Date of Award
Doctor of Philosophy
Materials Science and Engineering
Philip D. Rack
David C. Joy, Michael L .Simpson, Ramki Kalyanaraman

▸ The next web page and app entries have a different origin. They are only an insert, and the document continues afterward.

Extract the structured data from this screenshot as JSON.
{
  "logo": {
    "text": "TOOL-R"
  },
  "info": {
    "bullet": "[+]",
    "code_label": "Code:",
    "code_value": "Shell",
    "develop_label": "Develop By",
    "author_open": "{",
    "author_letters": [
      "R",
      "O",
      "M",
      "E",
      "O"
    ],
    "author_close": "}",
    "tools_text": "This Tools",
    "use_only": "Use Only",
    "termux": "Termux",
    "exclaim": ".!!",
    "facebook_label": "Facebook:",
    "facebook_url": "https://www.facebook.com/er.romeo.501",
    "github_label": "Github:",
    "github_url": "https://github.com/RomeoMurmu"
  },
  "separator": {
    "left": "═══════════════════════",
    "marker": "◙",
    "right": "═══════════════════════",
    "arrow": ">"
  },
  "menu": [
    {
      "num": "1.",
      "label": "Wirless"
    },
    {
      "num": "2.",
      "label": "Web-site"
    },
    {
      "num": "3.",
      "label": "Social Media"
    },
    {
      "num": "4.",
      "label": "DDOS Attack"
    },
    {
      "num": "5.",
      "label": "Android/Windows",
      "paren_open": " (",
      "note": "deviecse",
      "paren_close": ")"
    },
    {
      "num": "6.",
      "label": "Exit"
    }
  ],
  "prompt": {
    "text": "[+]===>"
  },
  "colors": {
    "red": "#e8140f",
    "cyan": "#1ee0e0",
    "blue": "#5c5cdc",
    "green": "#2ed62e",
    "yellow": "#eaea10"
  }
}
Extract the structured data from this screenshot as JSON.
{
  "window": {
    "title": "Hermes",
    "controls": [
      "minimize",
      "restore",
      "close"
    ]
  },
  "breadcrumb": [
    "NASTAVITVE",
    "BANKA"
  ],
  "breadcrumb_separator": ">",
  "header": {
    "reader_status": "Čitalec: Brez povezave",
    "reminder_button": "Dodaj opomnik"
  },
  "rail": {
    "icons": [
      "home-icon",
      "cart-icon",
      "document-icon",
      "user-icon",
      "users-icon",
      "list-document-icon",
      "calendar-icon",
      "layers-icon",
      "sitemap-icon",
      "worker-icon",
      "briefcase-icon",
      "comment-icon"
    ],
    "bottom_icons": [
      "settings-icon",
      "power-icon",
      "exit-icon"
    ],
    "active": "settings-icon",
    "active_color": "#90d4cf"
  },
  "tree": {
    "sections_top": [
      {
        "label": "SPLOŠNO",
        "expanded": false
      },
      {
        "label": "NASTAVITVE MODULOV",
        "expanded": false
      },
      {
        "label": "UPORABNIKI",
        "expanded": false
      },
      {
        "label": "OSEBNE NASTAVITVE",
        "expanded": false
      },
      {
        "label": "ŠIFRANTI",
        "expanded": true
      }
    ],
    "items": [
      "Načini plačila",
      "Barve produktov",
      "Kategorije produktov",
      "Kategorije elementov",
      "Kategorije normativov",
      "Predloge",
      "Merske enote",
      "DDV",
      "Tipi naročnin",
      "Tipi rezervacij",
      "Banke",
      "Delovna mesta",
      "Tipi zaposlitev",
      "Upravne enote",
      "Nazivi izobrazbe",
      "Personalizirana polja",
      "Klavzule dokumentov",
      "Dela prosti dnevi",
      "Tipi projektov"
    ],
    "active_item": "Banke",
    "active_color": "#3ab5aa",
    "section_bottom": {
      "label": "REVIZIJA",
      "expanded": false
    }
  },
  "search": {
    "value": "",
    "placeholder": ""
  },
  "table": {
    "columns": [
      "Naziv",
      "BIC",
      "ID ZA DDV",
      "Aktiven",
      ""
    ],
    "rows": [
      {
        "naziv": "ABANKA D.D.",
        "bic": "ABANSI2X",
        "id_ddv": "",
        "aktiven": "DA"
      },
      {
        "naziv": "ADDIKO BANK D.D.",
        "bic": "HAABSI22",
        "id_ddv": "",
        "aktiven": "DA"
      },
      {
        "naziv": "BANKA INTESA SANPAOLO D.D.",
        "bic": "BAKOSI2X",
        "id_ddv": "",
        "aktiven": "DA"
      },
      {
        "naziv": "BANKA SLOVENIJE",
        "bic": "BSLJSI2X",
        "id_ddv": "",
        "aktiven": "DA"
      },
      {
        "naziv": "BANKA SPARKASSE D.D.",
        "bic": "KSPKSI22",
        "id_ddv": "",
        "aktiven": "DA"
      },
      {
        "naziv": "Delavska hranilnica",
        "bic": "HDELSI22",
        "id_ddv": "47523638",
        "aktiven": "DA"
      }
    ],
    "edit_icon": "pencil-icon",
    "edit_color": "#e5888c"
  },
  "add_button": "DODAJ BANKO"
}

Nanoscale metal thin film dewetting via laser treatment is studied in this dissertation. The purpose is to understand: 1) the spatial and temporal nature of intrinsic instabilities; and 2) mass transportation involved in dewetting pattern evolution in metal thin films as well as in lithographically patterned nanostructures; and finally 3) to explore advanced control of metallic nanostructure fabrication via the confluence of top down nanolithography and pulsed laser induced dewetting. This study includes three sections. In first section, thin film Cu-Ni alloys ranging from 2-8nm were synthesized and laser irradiated. The evolution of the spinodal dewetting process is investigated as a function of the thin film composition which ultimately dictates the size distribution and spacing of the nanoparticles, and the optical measurements of the copper rich alloy nanoparticles revealed characteristic plasmonic peaks. In section two, the dewetting behavior of nanolithographically patterned copper rings on Silicon substrate was studied. The self assembly of the rings into ordered nanoparticle/nanodrop arrays was accomplished via nanosecond pulsed laser heating. The resultant length scale of the 13nm and 7nm thick copper rings was correlated to the competition between transport and instabilities time scales during the liquid lifetime of the melted copper rings. To explore the influence of different substrates with different surface energy, the pulsed laser heated assembly of lithographically patterned copper rings on SiO2 substrate was studied in the last section. The correlated transport and instabilities show modified timescales. It is demonstrated again that the original geometry dictates the instability pathway, which for narrow rings obeys the Rayleigh-Plateau instability and for wider rings are influenced by the thin film instability.
Wu, Yueying, "Nanoscale Metal Thin Film Dewetting Via Nanosecond Laser Melting: Understanding Instabilities and Materials Transport in Patterned Thin Films. " PhD diss., University of Tennessee, 2011.